Bam-Bam and I ended up sleeping under the stars that night. In fact, we were inseparable from that moment on. Two damaged people, strengthened by the poison in our bodies. We turned our grief and anger into action. I didn’t get much medical attention after us Flint kids were poisoned with lead, while he was over-pricked and prodded. Now, we’re here to do what we can to nurture the other poisoned children who make their way to us.
We were damaged, sure. But we’re no longer known as the children poisoned from lead in the Flint water. We’re survivors with that extra metal to strengthen our bodies and our resolve. Bam-Bam got the worst of it growing up. Everyone knew he was “one of those.” They thought he was dumb. That’s why they dubbed us the Flintstones. And that’s what broke Ma’s heart. She blamed herself for the poisoned drinking water, but what could she have done? A whole lotta nothin’. That’s what.
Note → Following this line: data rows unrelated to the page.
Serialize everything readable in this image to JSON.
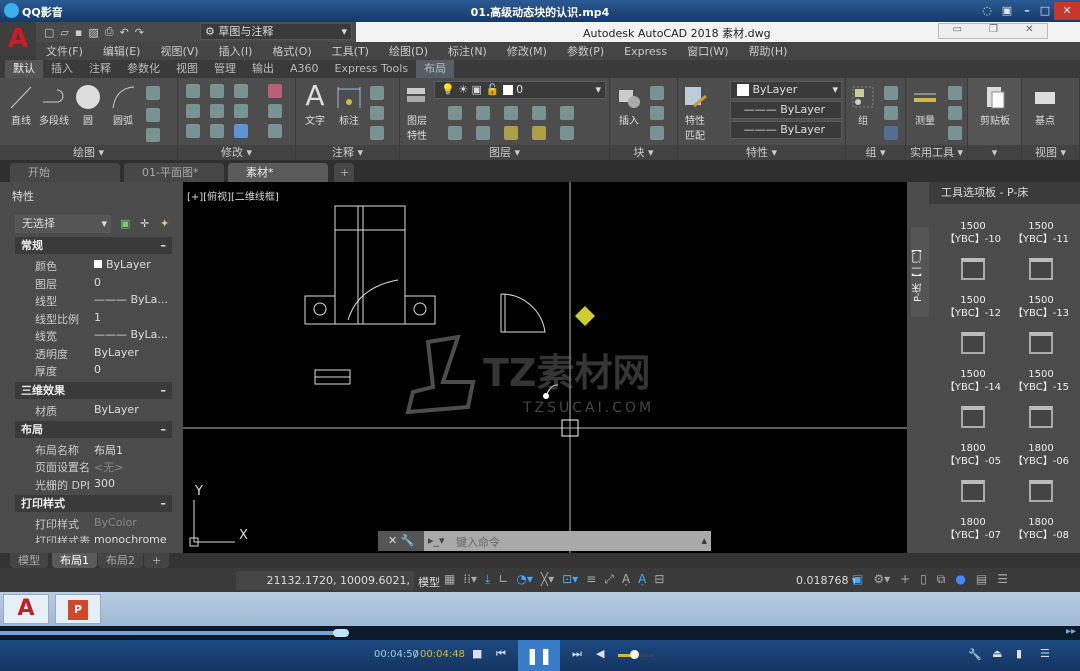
{
  "player": {
    "app_name": "QQ影音",
    "title": "01.高级动态块的认识.mp4",
    "time_current": "00:04:50",
    "time_total": "00:04:48",
    "progress_fraction": 0.32,
    "volume_fraction": 0.45
  },
  "acad": {
    "title": "Autodesk AutoCAD 2018    素材.dwg",
    "logo": "A",
    "workspace": "草图与注释"
  },
  "menu": [
    "文件(F)",
    "编辑(E)",
    "视图(V)",
    "插入(I)",
    "格式(O)",
    "工具(T)",
    "绘图(D)",
    "标注(N)",
    "修改(M)",
    "参数(P)",
    "Express",
    "窗口(W)",
    "帮助(H)"
  ],
  "ribbon_tabs": [
    "默认",
    "插入",
    "注释",
    "参数化",
    "视图",
    "管理",
    "输出",
    "A360",
    "Express Tools",
    "布局"
  ],
  "panels": {
    "draw": {
      "label": "绘图",
      "tools": [
        "直线",
        "多段线",
        "圆",
        "圆弧"
      ]
    },
    "modify": {
      "label": "修改"
    },
    "annotate": {
      "label": "注释",
      "tools": [
        "文字",
        "标注"
      ]
    },
    "layers": {
      "label": "图层",
      "tool": "图层\n特性",
      "layer_value": "0"
    },
    "block": {
      "label": "块",
      "tool": "插入"
    },
    "properties": {
      "label": "特性",
      "tool": "特性\n匹配",
      "color": "ByLayer",
      "linetype": "ByLayer",
      "lineweight": "ByLayer"
    },
    "group": {
      "label": "组",
      "tool": "组"
    },
    "utilities": {
      "label": "实用工具",
      "tool": "测量"
    },
    "clipboard": {
      "tool": "剪贴板"
    },
    "view": {
      "label": "视图",
      "tool": "基点"
    }
  },
  "file_tabs": [
    "开始",
    "01-平面图*",
    "素材*"
  ],
  "properties": {
    "title": "特性",
    "selection": "无选择",
    "sections": [
      {
        "name": "常规",
        "rows": [
          [
            "颜色",
            "ByLayer"
          ],
          [
            "图层",
            "0"
          ],
          [
            "线型",
            "——— ByLa..."
          ],
          [
            "线型比例",
            "1"
          ],
          [
            "线宽",
            "——— ByLa..."
          ],
          [
            "透明度",
            "ByLayer"
          ],
          [
            "厚度",
            "0"
          ]
        ]
      },
      {
        "name": "三维效果",
        "rows": [
          [
            "材质",
            "ByLayer"
          ]
        ]
      },
      {
        "name": "布局",
        "rows": [
          [
            "布局名称",
            "布局1"
          ],
          [
            "页面设置名",
            "<无>"
          ],
          [
            "光栅的 DPI",
            "300"
          ]
        ]
      },
      {
        "name": "打印样式",
        "rows": [
          [
            "打印样式",
            "ByColor"
          ],
          [
            "打印样式表",
            "monochrome"
          ]
        ]
      }
    ]
  },
  "viewport_label": "[+][俯视][二维线框]",
  "watermark": {
    "text": "TZ素材网",
    "url": "TZSUCAI.COM"
  },
  "command": {
    "placeholder": "键入命令"
  },
  "palette": {
    "title": "工具选项板 - P-床",
    "side_tab": "P-床【一门】",
    "items": [
      [
        "1500",
        "【YBC】-10"
      ],
      [
        "1500",
        "【YBC】-11"
      ],
      [
        "1500",
        "【YBC】-12"
      ],
      [
        "1500",
        "【YBC】-13"
      ],
      [
        "1500",
        "【YBC】-14"
      ],
      [
        "1500",
        "【YBC】-15"
      ],
      [
        "1800",
        "【YBC】-05"
      ],
      [
        "1800",
        "【YBC】-06"
      ],
      [
        "1800",
        "【YBC】-07"
      ],
      [
        "1800",
        "【YBC】-08"
      ]
    ]
  },
  "layout_tabs": [
    "模型",
    "布局1",
    "布局2",
    "+"
  ],
  "status": {
    "coords": "21132.1720, 10009.6021, 0.0000",
    "mode": "模型",
    "scale": "0.018768"
  },
  "ucs": {
    "x": "X",
    "y": "Y"
  }
}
Bam-Bam went from banging his head against walls as a kid to building beautiful log cabins. And pretty cool treehouses, including the beehive, the bird’s nest, and the free spirit sphere. He only uses what naturally falls for his building material. Bam-Bam’s careful with hammocks though. One day, while napping in one, he swatted at something a little too hard. The hammock spun around and he landed smack on his face. To this day, he doesn’t know I saw it happen. As soon as I got far enough away, I laughed so hard, my bladder nearly burst.
As for me, I traded pica chomping for planting trees and growing lush gardens. Proper nutrition helps with the anemia and the slowness in our brains. Some of us may be small, but we’re tough.
The Cascades are filling with those finding their way here through word of mouth or by traveling up the Pacific Crest Trail. Our water is mountain fresh, we give back to the earth, and nothing is wasted. We’re over a hundred strong now.
Bam-Bam and I got hitched, and we’ve taken in five of the lost children to call our own. We want that ripple from a pebble skipping across the river to turn into an ocean wave that keeps rolling over on itself, building momentum.
We live off the grid and don’t pay much mind to what’s going on outside our world. We stay low-key, not attracting attention to ourselves, and teach what we know to everyone who comes our way. We’ve even devised ways of making water out of thin air.
Bam-Bam got to name our first-born. We considered Barney, but he liked Dino. Maybe he’ll unearth some real dino bones and I can wear them in my hair. Bam-Bam says if Dino digs up a small enough one, he’ll put it through his nose.
“There goes the neighborhood,” I replied when he said it, and gave him an Eskimo kiss.
Since Bam-Bam named our son, I get to name our daughter, who’s on her way to us soon. Ma told me in a dream I’d be having a girl. I’ve decided to break the pattern, so I’m not going to name her Wilma. I’m naming her after Ma. I wonder if Isabella will be born on February 29th. I have a feeling she will.
I thank Ma every day for the sacrifice she made to do her best for me. She’s always near my heart. I keep a black and white photo of her in a locket around my neck, along with the last words she wrote to me.
“When you’re big and I’m little and we meet again, will you jump with me in rain puddles?”
Which reminds me. I think joy is different for the sexes, too. Bam-Bam loves catching fish bare-handed, but says I’m plum crazy to think Isabella might be my ma all shrunk down to size. I’ll love her all the same either way. Holding that baby in my arms, and looking up, I’ll be thanking those stars for turning all that lead to pure gold.
—Chris Drew resides between the Olympic Rain Forest and the Cascade mountain range, also using the Puget Sound as inspiration to write about causes, with a bent towards magical realism.